Loading. Please Wait...
Scroll down

When Namibia Was a City…

Yusuf's everyday life is dominated by a gorgeous and beloved routine. A fishing trip could give him a chance to restore his image as the provider and head of family...

20 – 25 | 2010 | Dramedy | Family | Germany

Yusuf’s everyday life is dominated by a gorgeous and beloved routine. He wakes up in the morning and drinks a coffee staring at the window, greets his working wife Ceyda, makes himself comfortable in his route between couch, television and computer. He takes a nap in the afternoon and only goes out to reach his buddy Tamer at the bar, playing Okey and smoking a joint. He’s happy that way. Back home, he prepares lunch for Ceyda and so on, day after day. It’s his birthday, even his daughter Ayda joins the family. It’s time to re-establish the roles – playing Boy Girl Animal. No way, Namibia is not a city. When Tamer makes him go on a fishing trip on the frozen lake, he reluctantly agrees to go. It’s just an opportunity to try the old camera that his wife has refurbished as a gift. But once there, he gets a chance to restore his image as the provider and head of family. The beginning of an awakening. A revelation, a surprise. Maybe.

Screened and awarded at several international festivals (Hof – Home of Films, Rio de Janeiro, Cologne – Unlimited, Istanbul – Akbank, Zagreb), When Namibia Was a City… is a delicate and ironic family portrait. Ilker Çatak and Johannes Duncker enjoy watching life and rebuilding it dismantling and reassembling its pieces.
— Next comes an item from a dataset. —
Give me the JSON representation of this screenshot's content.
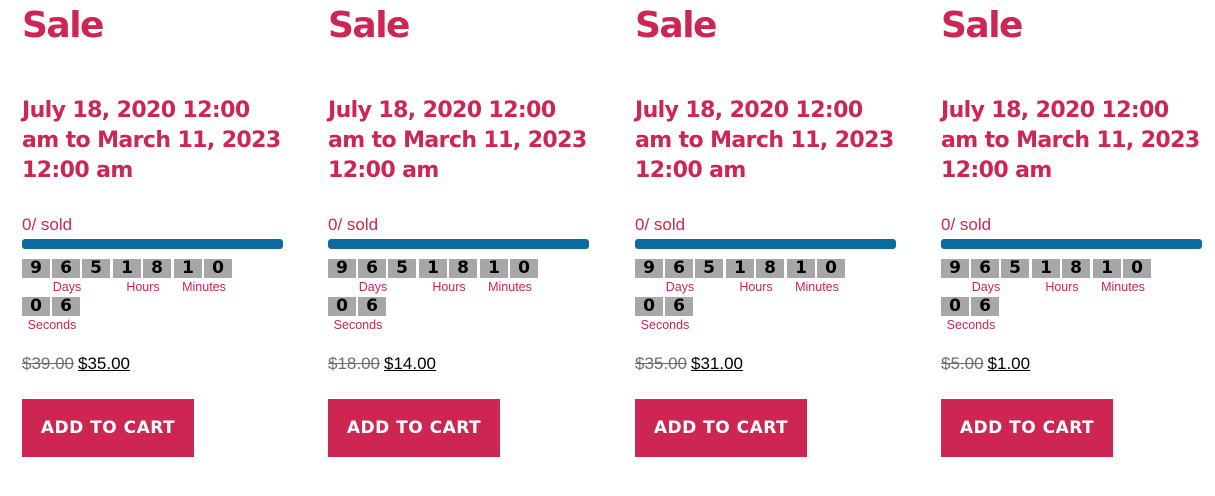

Their observing shots depict detachments, landings and returns – Çatak was born in Berlin, later he lived in Istanbul and then moved back to Germany; Duncker was born in a small village in Germany, grew up in Istanbul, then moved to Cologne. They’ve followed bizarre and out-of-time love stories (Eskimo Frog in 2005, A Space in Time in 2008), illuminating encounters and alternative perspectives (Between Banks in 2008), personal and public responsibilities (Fidelity, 2014).

Ilker tells the story of dad Yusuf, the family’s roles shifted, and the game of “categories:” forced to quit his job out of medical reasons, the head of the household must reinvent himself. Çatak and Duncker have a quick wit in their calm direction, combining metaphysic realism and sarcastic lightness. They juggle complex and seemingly contradictory tones, focusing on the unexpressed. And in this praise to slowness, their main character becomes a hero of disillusionment and hope.

Alessandro Zoppo

Alessandro Zoppo

Alessandro Zoppo

Editor-in-Chief @ Good Short Films

comments powered by Disqus

On Replay

scroll up